Records from a dataset
++++++++
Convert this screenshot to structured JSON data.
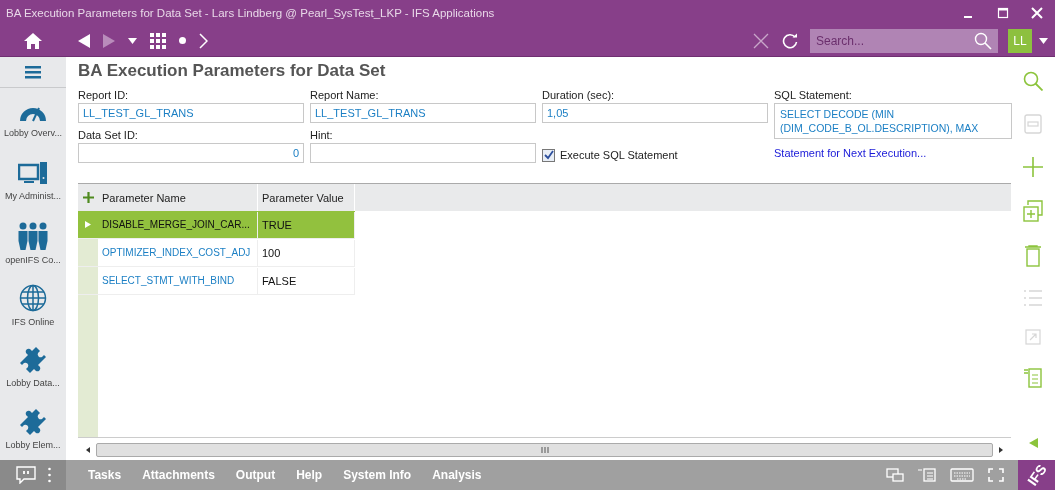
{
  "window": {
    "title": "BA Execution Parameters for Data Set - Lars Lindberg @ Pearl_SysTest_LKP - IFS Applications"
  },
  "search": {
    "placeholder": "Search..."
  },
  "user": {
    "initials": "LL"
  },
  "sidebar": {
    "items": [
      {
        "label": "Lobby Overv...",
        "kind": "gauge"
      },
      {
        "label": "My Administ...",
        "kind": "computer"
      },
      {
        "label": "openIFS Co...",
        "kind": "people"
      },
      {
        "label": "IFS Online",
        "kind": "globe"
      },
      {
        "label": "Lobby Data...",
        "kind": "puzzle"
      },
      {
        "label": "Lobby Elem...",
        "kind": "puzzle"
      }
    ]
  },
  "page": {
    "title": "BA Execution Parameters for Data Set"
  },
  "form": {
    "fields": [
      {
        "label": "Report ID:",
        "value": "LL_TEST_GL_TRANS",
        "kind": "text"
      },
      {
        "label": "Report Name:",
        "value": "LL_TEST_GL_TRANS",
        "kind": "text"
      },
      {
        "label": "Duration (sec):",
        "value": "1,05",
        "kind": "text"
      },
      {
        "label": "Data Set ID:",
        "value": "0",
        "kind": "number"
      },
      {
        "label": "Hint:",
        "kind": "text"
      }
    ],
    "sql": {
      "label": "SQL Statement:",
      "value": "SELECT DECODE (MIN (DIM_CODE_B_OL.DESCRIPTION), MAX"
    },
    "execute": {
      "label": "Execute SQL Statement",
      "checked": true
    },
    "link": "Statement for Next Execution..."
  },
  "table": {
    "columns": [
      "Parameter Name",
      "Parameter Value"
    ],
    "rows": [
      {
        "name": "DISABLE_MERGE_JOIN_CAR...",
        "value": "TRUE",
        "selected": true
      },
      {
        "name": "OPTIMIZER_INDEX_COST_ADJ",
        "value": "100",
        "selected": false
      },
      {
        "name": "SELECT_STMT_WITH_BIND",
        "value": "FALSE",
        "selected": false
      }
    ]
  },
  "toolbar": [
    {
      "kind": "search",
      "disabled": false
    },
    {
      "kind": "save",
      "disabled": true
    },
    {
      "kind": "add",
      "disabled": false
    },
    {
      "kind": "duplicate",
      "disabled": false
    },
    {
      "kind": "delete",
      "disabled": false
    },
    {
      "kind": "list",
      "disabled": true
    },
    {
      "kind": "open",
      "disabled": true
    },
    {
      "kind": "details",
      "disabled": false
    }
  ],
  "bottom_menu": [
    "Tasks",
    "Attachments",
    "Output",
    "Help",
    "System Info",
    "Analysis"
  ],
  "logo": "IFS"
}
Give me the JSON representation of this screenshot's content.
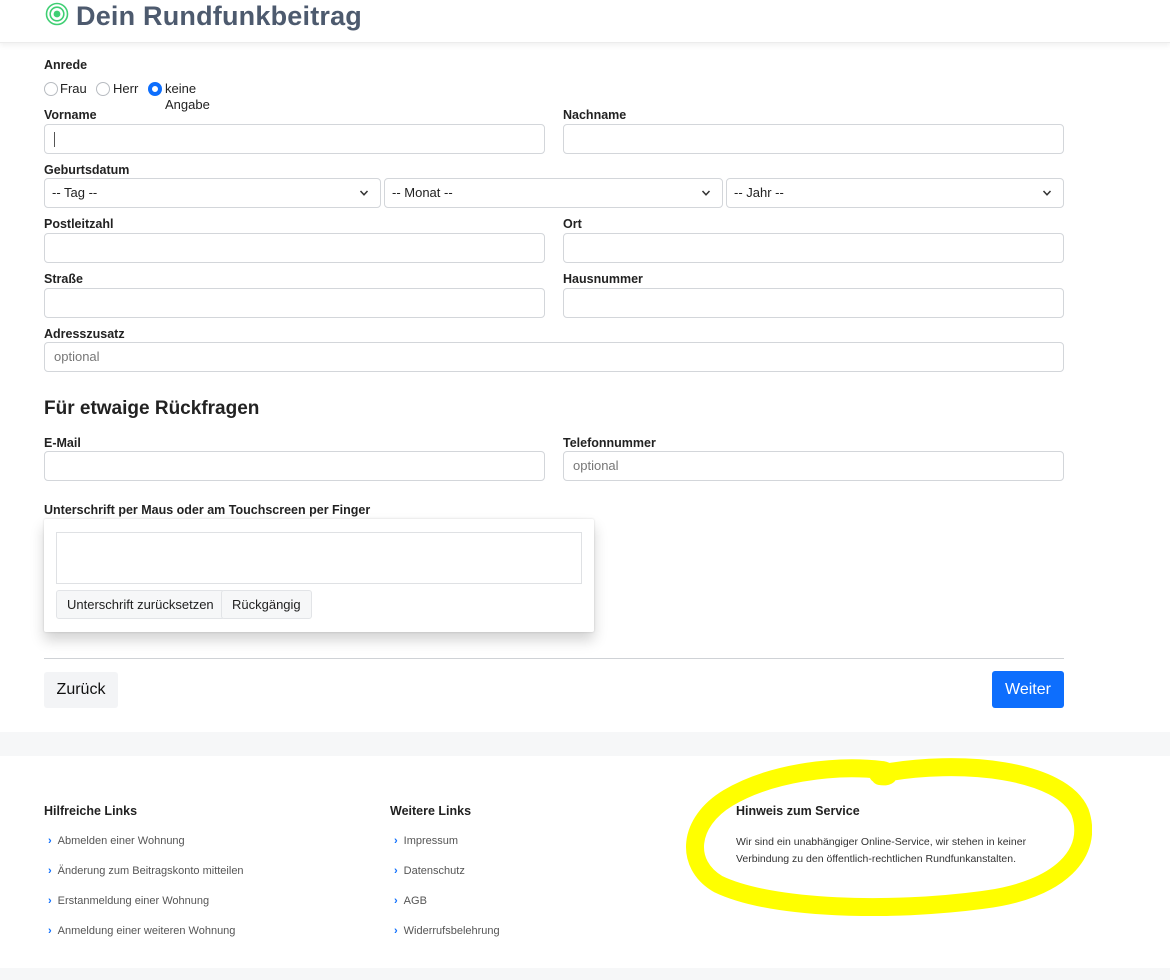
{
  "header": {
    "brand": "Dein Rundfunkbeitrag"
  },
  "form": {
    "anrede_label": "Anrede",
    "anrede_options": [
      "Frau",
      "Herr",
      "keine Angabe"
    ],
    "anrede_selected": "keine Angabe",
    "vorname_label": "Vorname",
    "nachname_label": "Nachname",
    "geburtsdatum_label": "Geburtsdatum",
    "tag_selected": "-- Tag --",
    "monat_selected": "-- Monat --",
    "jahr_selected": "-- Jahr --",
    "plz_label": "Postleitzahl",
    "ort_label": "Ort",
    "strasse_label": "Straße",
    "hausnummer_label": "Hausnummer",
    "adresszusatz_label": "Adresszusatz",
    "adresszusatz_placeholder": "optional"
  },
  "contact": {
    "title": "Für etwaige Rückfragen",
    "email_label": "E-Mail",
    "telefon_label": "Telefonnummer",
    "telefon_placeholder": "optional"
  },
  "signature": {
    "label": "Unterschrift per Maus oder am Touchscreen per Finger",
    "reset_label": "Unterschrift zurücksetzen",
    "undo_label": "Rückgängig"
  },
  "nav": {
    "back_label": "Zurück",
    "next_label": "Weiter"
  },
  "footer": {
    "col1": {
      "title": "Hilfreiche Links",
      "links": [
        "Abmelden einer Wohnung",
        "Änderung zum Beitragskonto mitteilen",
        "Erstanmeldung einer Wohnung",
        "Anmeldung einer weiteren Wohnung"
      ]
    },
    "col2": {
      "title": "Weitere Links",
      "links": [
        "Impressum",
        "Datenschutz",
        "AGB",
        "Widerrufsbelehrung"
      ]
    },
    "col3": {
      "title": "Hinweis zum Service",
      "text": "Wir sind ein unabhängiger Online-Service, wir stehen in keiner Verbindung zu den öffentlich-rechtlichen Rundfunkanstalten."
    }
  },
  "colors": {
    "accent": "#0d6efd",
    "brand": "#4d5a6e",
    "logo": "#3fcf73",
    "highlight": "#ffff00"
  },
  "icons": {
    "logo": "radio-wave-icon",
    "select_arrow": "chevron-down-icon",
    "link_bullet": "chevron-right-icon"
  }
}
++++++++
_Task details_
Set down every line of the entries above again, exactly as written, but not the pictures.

_Exercise answer_
Convert this screenshot to structured JSON data.
{
  "window": {
    "title": "BA Execution Parameters for Data Set - Lars Lindberg @ Pearl_SysTest_LKP - IFS Applications"
  },
  "search": {
    "placeholder": "Search..."
  },
  "user": {
    "initials": "LL"
  },
  "sidebar": {
    "items": [
      {
        "label": "Lobby Overv...",
        "kind": "gauge"
      },
      {
        "label": "My Administ...",
        "kind": "computer"
      },
      {
        "label": "openIFS Co...",
        "kind": "people"
      },
      {
        "label": "IFS Online",
        "kind": "globe"
      },
      {
        "label": "Lobby Data...",
        "kind": "puzzle"
      },
      {
        "label": "Lobby Elem...",
        "kind": "puzzle"
      }
    ]
  },
  "page": {
    "title": "BA Execution Parameters for Data Set"
  },
  "form": {
    "fields": [
      {
        "label": "Report ID:",
        "value": "LL_TEST_GL_TRANS",
        "kind": "text"
      },
      {
        "label": "Report Name:",
        "value": "LL_TEST_GL_TRANS",
        "kind": "text"
      },
      {
        "label": "Duration (sec):",
        "value": "1,05",
        "kind": "text"
      },
      {
        "label": "Data Set ID:",
        "value": "0",
        "kind": "number"
      },
      {
        "label": "Hint:",
        "kind": "text"
      }
    ],
    "sql": {
      "label": "SQL Statement:",
      "value": "SELECT DECODE (MIN (DIM_CODE_B_OL.DESCRIPTION), MAX"
    },
    "execute": {
      "label": "Execute SQL Statement",
      "checked": true
    },
    "link": "Statement for Next Execution..."
  },
  "table": {
    "columns": [
      "Parameter Name",
      "Parameter Value"
    ],
    "rows": [
      {
        "name": "DISABLE_MERGE_JOIN_CAR...",
        "value": "TRUE",
        "selected": true
      },
      {
        "name": "OPTIMIZER_INDEX_COST_ADJ",
        "value": "100",
        "selected": false
      },
      {
        "name": "SELECT_STMT_WITH_BIND",
        "value": "FALSE",
        "selected": false
      }
    ]
  },
  "toolbar": [
    {
      "kind": "search",
      "disabled": false
    },
    {
      "kind": "save",
      "disabled": true
    },
    {
      "kind": "add",
      "disabled": false
    },
    {
      "kind": "duplicate",
      "disabled": false
    },
    {
      "kind": "delete",
      "disabled": false
    },
    {
      "kind": "list",
      "disabled": true
    },
    {
      "kind": "open",
      "disabled": true
    },
    {
      "kind": "details",
      "disabled": false
    }
  ],
  "bottom_menu": [
    "Tasks",
    "Attachments",
    "Output",
    "Help",
    "System Info",
    "Analysis"
  ],
  "logo": "IFS"
}
Give me the JSON representation of this screenshot's content.
{
  "header": {
    "brand": "Dein Rundfunkbeitrag"
  },
  "form": {
    "anrede_label": "Anrede",
    "anrede_options": [
      "Frau",
      "Herr",
      "keine Angabe"
    ],
    "anrede_selected": "keine Angabe",
    "vorname_label": "Vorname",
    "nachname_label": "Nachname",
    "geburtsdatum_label": "Geburtsdatum",
    "tag_selected": "-- Tag --",
    "monat_selected": "-- Monat --",
    "jahr_selected": "-- Jahr --",
    "plz_label": "Postleitzahl",
    "ort_label": "Ort",
    "strasse_label": "Straße",
    "hausnummer_label": "Hausnummer",
    "adresszusatz_label": "Adresszusatz",
    "adresszusatz_placeholder": "optional"
  },
  "contact": {
    "title": "Für etwaige Rückfragen",
    "email_label": "E-Mail",
    "telefon_label": "Telefonnummer",
    "telefon_placeholder": "optional"
  },
  "signature": {
    "label": "Unterschrift per Maus oder am Touchscreen per Finger",
    "reset_label": "Unterschrift zurücksetzen",
    "undo_label": "Rückgängig"
  },
  "nav": {
    "back_label": "Zurück",
    "next_label": "Weiter"
  },
  "footer": {
    "col1": {
      "title": "Hilfreiche Links",
      "links": [
        "Abmelden einer Wohnung",
        "Änderung zum Beitragskonto mitteilen",
        "Erstanmeldung einer Wohnung",
        "Anmeldung einer weiteren Wohnung"
      ]
    },
    "col2": {
      "title": "Weitere Links",
      "links": [
        "Impressum",
        "Datenschutz",
        "AGB",
        "Widerrufsbelehrung"
      ]
    },
    "col3": {
      "title": "Hinweis zum Service",
      "text": "Wir sind ein unabhängiger Online-Service, wir stehen in keiner Verbindung zu den öffentlich-rechtlichen Rundfunkanstalten."
    }
  },
  "colors": {
    "accent": "#0d6efd",
    "brand": "#4d5a6e",
    "logo": "#3fcf73",
    "highlight": "#ffff00"
  },
  "icons": {
    "logo": "radio-wave-icon",
    "select_arrow": "chevron-down-icon",
    "link_bullet": "chevron-right-icon"
  }
}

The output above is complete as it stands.